I am extremely disappointed that this government felt it should take the most from lowest income families, because the figures are quite clear on this. A single income family on $65,000 with two school-aged children will be around $6,000 worse off each year by 2016. That is around 10 per cent of their entire family budget. In contrast, families on the highest incomes can expect to be worse off by only a maximum of 1.7 per cent in the same time frame. This is utterly extraordinary and an unfair attack on low-income Australian families. They were promised by Mr Abbott and his cronies that they would be better off under his government. Can you really tell Australian families that they are better off when you have ripped $6,000 straight out of their pockets?
I would like to take a moment to remind the crossbench senators that if they vote for the Social Services and Other Legislation Amendment bills, they will be voting to cut pensions for millions of senior Australians, carers, single mothers and disability support pensioners; to lift the retirement age; to cut family tax benefits; to leave unemployed young people without any income for six months; and a host of other changes that will attack the most disadvantaged of your constituents.
I would like to make it very clear that if you vote for the Social Services and Other Legislation Amendment bills you will be absolutely complicit with this attack on Australian families, pensioners and youth. And you will have to explain to these families, pensioners and youth why you agreed with the government and why you think it is fair to rip support away from those who need it the most, because these changes will severely impact millions of Australians, particularly in my home state of Tasmania. These bills will hurt Tasmanian families, Tasmanian pensioners and young Tasmanian job seekers. Unfortunately, these bills give us a very good measure of the calibre of this government. It is a government that is completely out of touch. Their priorities are all wrong.
For the Abbott government to give tax breaks to miners while ripping money away from disability support pensioners and seniors is downright immoral and pathetic. They give $50,000 over six months to women on high incomes while ripping away money from age pensioners. And they spend $50,000 flying a celebrity chef to New York to feed delicacies to G20 finance ministers while ensuring young job seekers have no money to buy food for six months of every year. Australians are angry at this government’s callous cuts to families, young job seekers and pensioners.
Senator O’Sullivan: Go back and look at Kevin Rudd’s itinerary!
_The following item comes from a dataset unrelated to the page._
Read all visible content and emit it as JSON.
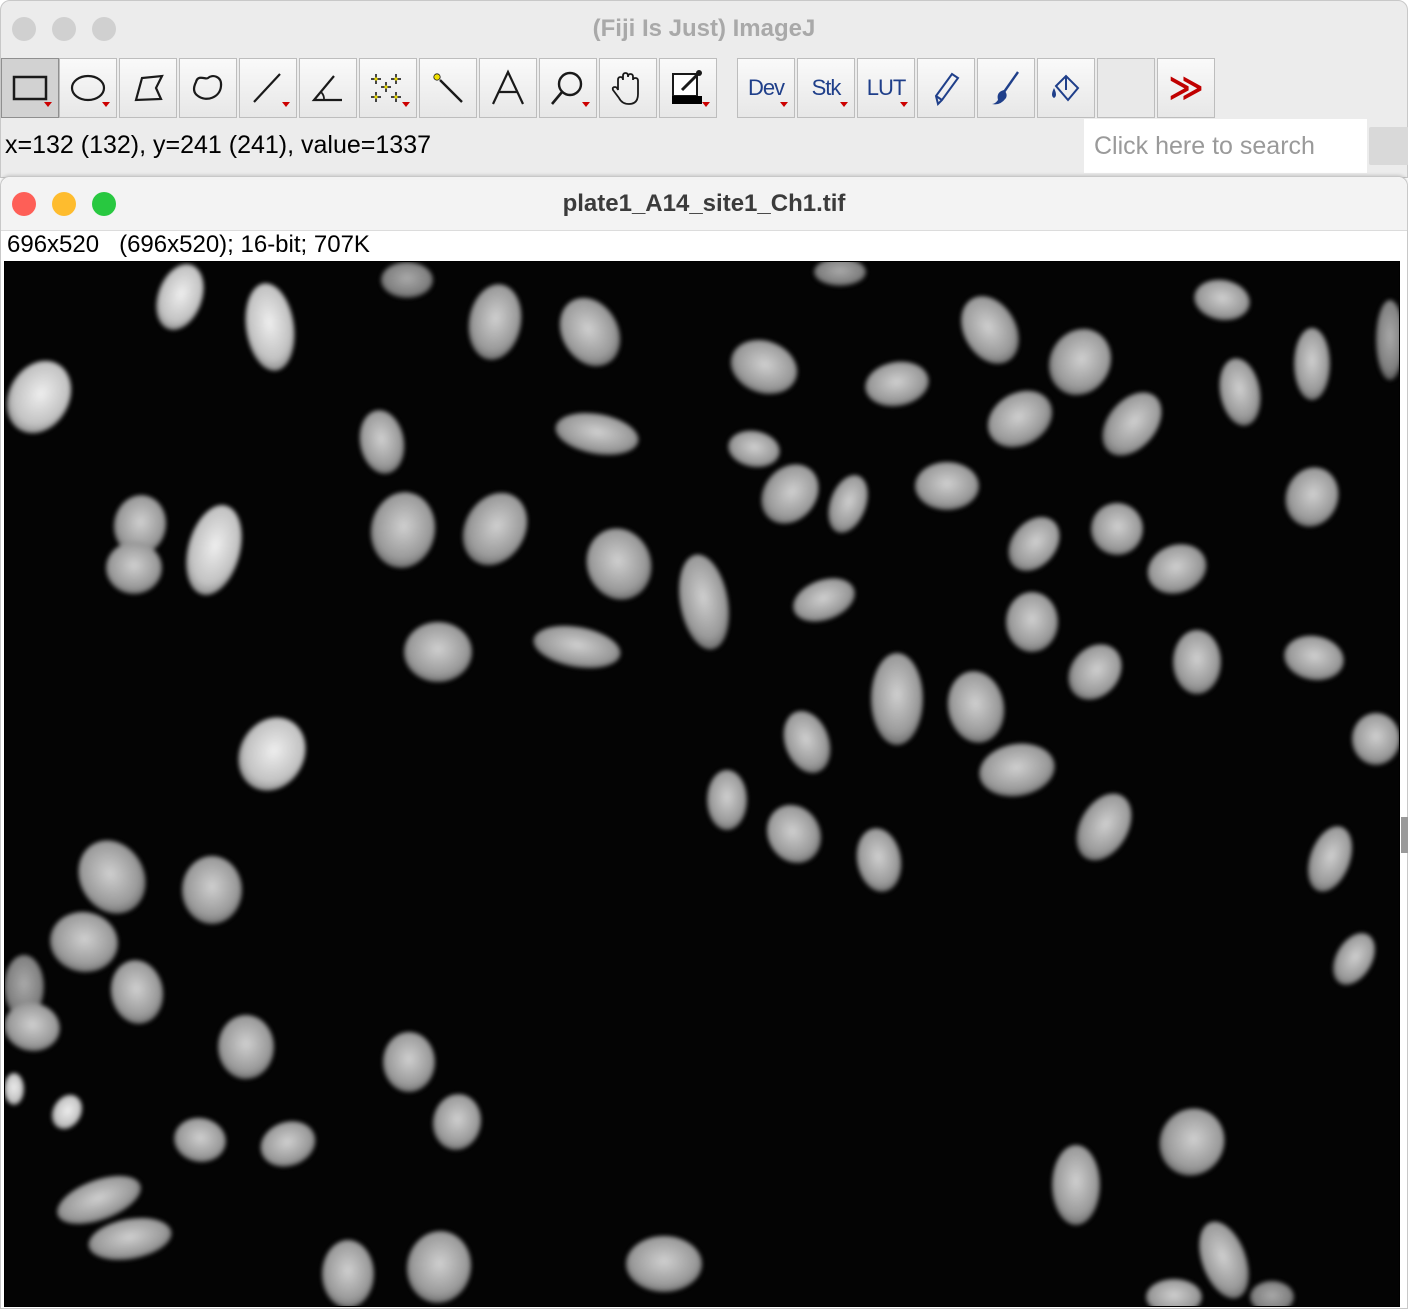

Senator BILYK: I know that there have been mumblings from the other side of the chamber. They know that we are right, because they have to make such a loud noise to try to interrupt us and disrupt us.
Senator O’Sullivan interjecting—
Senator BILYK: Senator O’Sullivan, you have not been here that long, but I will tell you a story. I used to be an early childhood educator. I worked with screaming three-year-olds. So you do your best, but you will not stop me talking, Mate. This government should be absolutely ashamed of themselves. They know it and that is why they are interjecting. I know that Australian pensioners are ashamed of them and ashamed of the fact that some of them even voted for them. I have had people come into my office and say to me, ‘I actually voted Liberal and I really regret it. My life will be so changed and so damaged.’ And Senator Sterle said that people come into his office. You may think on that side of the chamber that you are very smart, but let me tell you: you are not.